“You have incremental demand, incremental supply, so that should keep rents I think for at least 2016 at the levels they currently are,” Mr. Holliday said.
Meanwhile, one broker said he was told that SL Green (SLG) has dropped asking rents $5 and $10 a pop at 10 East 53rd Street and 1080 Park Avenue.
Steven Durels, executive vice president, director of leasing and real property for SL Green, explained via email, “We continually adjust rents. We recently raised some and dropped others.”
Inventory is also impacted by the fact that companies are doing more with less space for their employees and job growth is flattening.
“I think that large retail space is not as desirable as it once was and what is desirable is a smaller format,” said John Brod, a partner at ABS Partners Real Estate whose clients are primarily tenants. “I’m seeing that all over. They don’t need 25,000 square feet anymore.”
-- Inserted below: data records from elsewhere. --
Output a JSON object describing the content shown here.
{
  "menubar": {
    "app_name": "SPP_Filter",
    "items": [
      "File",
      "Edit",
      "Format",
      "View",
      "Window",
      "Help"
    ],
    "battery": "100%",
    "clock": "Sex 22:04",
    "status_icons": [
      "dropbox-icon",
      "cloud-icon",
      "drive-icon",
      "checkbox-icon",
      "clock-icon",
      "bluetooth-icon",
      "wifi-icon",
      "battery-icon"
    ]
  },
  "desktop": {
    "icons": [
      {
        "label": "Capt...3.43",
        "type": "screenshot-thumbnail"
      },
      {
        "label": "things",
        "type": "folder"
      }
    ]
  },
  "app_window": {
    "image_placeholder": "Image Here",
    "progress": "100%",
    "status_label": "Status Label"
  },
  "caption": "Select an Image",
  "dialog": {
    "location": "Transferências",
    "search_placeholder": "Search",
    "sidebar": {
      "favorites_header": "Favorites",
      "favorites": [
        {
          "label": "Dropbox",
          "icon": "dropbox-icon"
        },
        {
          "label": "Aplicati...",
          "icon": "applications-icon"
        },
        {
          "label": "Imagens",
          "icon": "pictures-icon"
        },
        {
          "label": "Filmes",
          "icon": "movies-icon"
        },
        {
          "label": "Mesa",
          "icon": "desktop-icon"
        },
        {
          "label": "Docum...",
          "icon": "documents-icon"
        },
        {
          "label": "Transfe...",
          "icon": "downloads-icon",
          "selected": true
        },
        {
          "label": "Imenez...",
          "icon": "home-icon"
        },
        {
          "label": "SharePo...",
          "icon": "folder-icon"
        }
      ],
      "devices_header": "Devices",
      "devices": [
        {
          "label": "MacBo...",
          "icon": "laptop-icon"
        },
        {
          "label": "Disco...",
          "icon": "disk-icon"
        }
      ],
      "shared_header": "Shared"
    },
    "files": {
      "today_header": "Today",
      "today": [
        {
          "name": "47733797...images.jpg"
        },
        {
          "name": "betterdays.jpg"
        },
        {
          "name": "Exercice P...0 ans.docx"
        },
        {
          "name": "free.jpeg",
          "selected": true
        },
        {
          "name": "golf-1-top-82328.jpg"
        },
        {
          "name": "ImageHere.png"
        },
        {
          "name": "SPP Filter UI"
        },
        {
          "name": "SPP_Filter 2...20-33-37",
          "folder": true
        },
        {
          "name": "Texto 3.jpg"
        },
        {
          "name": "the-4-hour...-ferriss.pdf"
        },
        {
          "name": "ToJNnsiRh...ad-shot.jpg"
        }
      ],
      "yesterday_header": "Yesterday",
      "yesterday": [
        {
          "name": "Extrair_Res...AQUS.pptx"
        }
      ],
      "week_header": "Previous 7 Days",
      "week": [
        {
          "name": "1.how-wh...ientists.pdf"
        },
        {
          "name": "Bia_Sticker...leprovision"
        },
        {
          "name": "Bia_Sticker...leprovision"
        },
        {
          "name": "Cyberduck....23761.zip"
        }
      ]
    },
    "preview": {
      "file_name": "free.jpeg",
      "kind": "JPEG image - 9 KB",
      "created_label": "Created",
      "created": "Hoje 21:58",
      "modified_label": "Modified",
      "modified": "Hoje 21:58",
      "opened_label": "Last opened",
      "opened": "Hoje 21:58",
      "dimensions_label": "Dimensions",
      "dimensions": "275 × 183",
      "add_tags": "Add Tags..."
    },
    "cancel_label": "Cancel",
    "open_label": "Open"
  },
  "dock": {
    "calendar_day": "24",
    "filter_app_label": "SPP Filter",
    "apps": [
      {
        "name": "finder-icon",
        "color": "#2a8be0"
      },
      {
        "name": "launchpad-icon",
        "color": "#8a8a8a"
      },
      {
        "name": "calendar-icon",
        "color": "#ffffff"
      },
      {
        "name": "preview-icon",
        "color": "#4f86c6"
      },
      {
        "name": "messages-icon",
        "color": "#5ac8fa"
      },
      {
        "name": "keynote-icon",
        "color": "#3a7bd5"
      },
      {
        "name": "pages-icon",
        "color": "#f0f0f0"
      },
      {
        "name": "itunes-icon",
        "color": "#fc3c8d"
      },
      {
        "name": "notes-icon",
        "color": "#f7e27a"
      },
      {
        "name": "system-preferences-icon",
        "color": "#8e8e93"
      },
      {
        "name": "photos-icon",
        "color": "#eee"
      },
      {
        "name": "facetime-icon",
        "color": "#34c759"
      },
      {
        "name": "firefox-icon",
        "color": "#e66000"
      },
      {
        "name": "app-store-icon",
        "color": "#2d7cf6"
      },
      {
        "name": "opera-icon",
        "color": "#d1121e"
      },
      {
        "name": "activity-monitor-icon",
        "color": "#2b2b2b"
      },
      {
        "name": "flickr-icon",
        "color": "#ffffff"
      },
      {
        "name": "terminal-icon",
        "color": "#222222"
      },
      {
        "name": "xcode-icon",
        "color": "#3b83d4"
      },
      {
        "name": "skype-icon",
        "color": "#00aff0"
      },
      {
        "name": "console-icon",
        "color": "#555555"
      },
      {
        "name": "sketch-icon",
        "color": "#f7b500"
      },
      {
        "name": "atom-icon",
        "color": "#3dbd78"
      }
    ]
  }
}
Retailers have been slower to do deals as consumer confidence is down.
“Retailers are cautious,” said landlord Christopher Conlon, an executive vice president and chief operating officer at Acadia Realty Trust, which has retail space at addresses including 83 Spring Street, 15 Mercer Street, 5-7 East 17th Street and 27 East 61st Street. “That has yet to translate to lower rents where we’re owning.”
But, he has had to remind his acquisitions team to brace for longer leasing periods. Unlike the usual nine to 12 months allotted for completing a lease, “we’re doubling that” now, he said.
Concessions like free rent and greater tenant improvement allowances appear to be on the rise.
Among signed leases of over 10,000 square feet in Class A buildings last year, the average initial taking rent was $80.40, down from $83.10 a year prior, according to information compiled by Keith DeCoster, the director of U.S. real estate analytics at Savills Studley. The average tenant improvement allowance was $72.54, up from $69.47, and free months’ rent was at 9.99 months, up from 9.85 in 2014.
It’s not just incentives that are being offered to get deals done.
“In many cases, rents have already started to come down a bit,” Mr. Steir said.
Of course, rent concessions and giveaways to get brokers in the door have long been a staple of the industry. When asked whether the marketing flyer offering a Porsche was a sign of things to come, C&W’s spokesman said in an email, “Brokers hold events like these all the time to attract others to view the space their marketing.” He further said that Manhattan is actually in a landlord’s market because of the 8.6 percent vacancy rate for office space.
But the prominent buildings offering rent slashings tell a different story. Reductions have been seen at the following office buildings, Mr. DeCoster’s research shows, at properties including 1114 Avenue of the Americas, to $82 a square foot from $88 and on the upper floors to $86 a foot from $88; at 501 West 30th Street, to $85 from $90; and at 1133 Avenue of the Americas, to $73 a foot from $74.50.
This is occurring on the retail side, too.
“No deals are being done without landlords taking a very proactive and aggressive approach to doing deals,” Mr. Brod said. Declining to cite specifics, he added, “I’m seeing opportunities where a landlord wanted to make a $500-a-square-foot deal for 10 years but is doing a deal for $300 a foot for three years. That is happening.”
Some people sound more optimistic—at least in the short term.
Broker James Buslik, a principal of Adams & Co., said he is “not panicking,” and “the sky’s not falling.” Grant Greenspan, a principal at The Kaufman Organization, said he hasn’t tweaked rents or concessions. “Concessions are pretty much holding,” Mr. Greenspan said. “I really haven’t had to change my pattern yet.”
“Calling it a tenant’s market might be a bit of an exaggeration,” he said. “Certainly it’s a good time in the cycle.”
He said that talking about space hitting the market in five or 10 years isn’t relevant for tenants with leases coming due in the next couple of years.
“If your lease is up in 2020 or 2021 or even 2019 then be mindful of the trends,” Mr. Cohen said.